Do you know how much your Social Security benefits can be taxed? According to the Internal Revenue Service (IRS) located at www.irs.gov, Social security benefits include monthly retirement, survivor and disability benefits. They don’t include supplemental security income (SSI) payments, which aren’t taxable. The net amount of social security benefits that you receive from the Social Security Administration is reported in Box 5 of Form SSA-1099, Social Security Benefit Statement, and you report that amount on your income tax return (Form 1040, line 20a or Form 1040A, Line 14a).
The IRS continues by stating that the taxable portion of the benefits that’s included in your income and used to calculate your income tax liability depends on the total amount of your income and benefits for the taxable year. You report the taxable portion of your social security benefits on Form 1040, line 20b or Form 1040A, line 14b.
Some people must pay taxes on part of their Social Security benefits. Others find that their benefits aren’t taxable. If you get Social Security, the IRS can help you determine if some of your benefits are taxable.
Here are five tips about how Social Security affects your taxes:

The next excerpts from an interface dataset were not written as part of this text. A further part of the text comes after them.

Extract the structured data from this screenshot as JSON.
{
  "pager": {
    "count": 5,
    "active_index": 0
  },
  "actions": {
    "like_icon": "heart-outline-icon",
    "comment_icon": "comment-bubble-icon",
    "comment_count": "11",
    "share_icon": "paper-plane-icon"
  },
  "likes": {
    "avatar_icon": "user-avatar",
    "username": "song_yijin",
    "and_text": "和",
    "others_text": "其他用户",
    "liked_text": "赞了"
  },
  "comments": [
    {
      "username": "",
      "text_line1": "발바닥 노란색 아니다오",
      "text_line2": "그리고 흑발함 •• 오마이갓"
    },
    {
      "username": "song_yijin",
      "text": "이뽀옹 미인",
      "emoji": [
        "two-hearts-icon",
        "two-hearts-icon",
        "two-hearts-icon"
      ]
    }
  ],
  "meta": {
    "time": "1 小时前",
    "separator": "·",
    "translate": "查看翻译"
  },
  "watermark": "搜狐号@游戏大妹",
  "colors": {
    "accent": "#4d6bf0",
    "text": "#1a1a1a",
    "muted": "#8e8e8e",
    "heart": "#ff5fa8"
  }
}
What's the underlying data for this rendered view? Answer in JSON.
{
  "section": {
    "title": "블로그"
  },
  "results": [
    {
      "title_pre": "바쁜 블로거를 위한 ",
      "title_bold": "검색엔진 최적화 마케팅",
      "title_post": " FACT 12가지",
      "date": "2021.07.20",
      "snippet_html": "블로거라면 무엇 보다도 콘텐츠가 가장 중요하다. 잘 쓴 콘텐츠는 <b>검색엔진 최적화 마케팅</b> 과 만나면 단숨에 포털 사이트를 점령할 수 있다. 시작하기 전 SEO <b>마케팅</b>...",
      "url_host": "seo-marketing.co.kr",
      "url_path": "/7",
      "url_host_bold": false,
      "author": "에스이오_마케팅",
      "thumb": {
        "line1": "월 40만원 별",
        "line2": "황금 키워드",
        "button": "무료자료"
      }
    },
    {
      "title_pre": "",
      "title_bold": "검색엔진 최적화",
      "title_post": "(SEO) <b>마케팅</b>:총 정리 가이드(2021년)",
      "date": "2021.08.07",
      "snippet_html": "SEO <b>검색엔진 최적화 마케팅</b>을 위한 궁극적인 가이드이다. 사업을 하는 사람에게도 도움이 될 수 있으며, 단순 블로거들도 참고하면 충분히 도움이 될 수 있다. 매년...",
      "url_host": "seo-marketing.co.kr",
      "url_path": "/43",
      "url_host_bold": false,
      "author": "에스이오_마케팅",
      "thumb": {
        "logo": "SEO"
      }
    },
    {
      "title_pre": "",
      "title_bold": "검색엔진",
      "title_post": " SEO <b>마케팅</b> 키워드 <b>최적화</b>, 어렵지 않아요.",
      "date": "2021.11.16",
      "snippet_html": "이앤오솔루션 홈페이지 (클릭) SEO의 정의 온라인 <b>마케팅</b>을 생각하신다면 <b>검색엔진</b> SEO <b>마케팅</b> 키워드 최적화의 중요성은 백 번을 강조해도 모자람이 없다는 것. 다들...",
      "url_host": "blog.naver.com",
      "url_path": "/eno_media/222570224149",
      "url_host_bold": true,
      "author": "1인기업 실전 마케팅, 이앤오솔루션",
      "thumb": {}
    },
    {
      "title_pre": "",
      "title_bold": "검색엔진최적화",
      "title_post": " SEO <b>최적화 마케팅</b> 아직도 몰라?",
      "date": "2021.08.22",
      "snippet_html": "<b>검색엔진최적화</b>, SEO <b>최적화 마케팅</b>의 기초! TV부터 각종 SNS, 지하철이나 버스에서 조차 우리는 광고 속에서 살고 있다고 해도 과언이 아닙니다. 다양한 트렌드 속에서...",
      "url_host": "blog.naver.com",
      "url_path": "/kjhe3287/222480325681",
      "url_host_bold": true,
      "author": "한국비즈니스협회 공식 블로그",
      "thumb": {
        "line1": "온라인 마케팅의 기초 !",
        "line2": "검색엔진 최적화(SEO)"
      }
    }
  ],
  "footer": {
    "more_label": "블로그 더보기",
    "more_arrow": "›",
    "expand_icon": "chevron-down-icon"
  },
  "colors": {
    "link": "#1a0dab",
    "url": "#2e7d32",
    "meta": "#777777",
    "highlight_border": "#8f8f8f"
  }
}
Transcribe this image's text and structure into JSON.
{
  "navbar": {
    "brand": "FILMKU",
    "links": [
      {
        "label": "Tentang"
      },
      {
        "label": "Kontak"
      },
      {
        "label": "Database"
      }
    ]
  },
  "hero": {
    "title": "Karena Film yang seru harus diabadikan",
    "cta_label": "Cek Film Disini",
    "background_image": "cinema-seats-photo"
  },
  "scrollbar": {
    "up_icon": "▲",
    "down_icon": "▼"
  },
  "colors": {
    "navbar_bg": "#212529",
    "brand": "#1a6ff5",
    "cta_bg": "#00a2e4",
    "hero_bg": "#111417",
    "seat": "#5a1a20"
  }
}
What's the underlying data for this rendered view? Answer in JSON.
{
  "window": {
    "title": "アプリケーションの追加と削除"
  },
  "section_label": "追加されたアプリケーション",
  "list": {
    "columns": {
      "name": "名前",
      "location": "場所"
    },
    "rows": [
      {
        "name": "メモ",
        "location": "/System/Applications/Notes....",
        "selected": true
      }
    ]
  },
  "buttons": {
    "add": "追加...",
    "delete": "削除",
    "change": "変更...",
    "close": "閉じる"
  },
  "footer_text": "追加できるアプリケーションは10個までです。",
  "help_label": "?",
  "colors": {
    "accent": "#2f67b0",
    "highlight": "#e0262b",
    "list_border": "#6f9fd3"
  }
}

1. If you received these benefits in 2017, you should have received a Form SSA-1099, Social Security Benefit Statement, showing the amount.
2. If Social Security was your only source of income in 2017, your benefits may not be taxable. You also may not need to file a federal income tax return.
3. If you get income from other sources, then you may have to pay taxes on some of your benefits.
4. Your income and filing status affect whether you must pay taxes on your Social Security.
5. To find out whether any of your benefits may be taxable, compare the base amount for your filing status with the total of:
• One-half of your benefits; plus
• All of your other income, including tax-exempt interest.
The base amount for your filing status is:
• $25,000 if you’re single, head of household, or qualifying widow(er),
• $25,000 if you’re married filing separately and lived apart from your spouse for the entire year,
• $32,000 if you’re married filing jointly,
• $0 if you’re married filing separately and lived with your spouse at any time during the tax year.
Tax Formula Tip: Here’s a quick way to find out if a taxpayer must pay taxes on their Social Security benefits: Add one-half of the Social Security income to all other income, including tax-exempt interest. Then compare that amount to the base amount for their filing status. If the total is more than the base amount, some of their benefits may be taxable.
If you’re married and file a joint return, you and your spouse must combine your incomes and social security benefits when figuring the taxable portion of your benefits. Even if your spouse didn’t receive any benefits, you must add your spouse’s income to yours when figuring on a joint return if any of your benefits are taxable.
You can figure the taxable amount of the benefits on a worksheet in the Instructions for Form 1040, Instructions for Form 1040A, or in Publication 915, “Social Security and Equivalent Railroad Retirement Benefits“.
If you find all this confusing, I suggest watching this IRS produced YouTube video: https://www.youtube.com/watch?v=qIzmSqHrHlM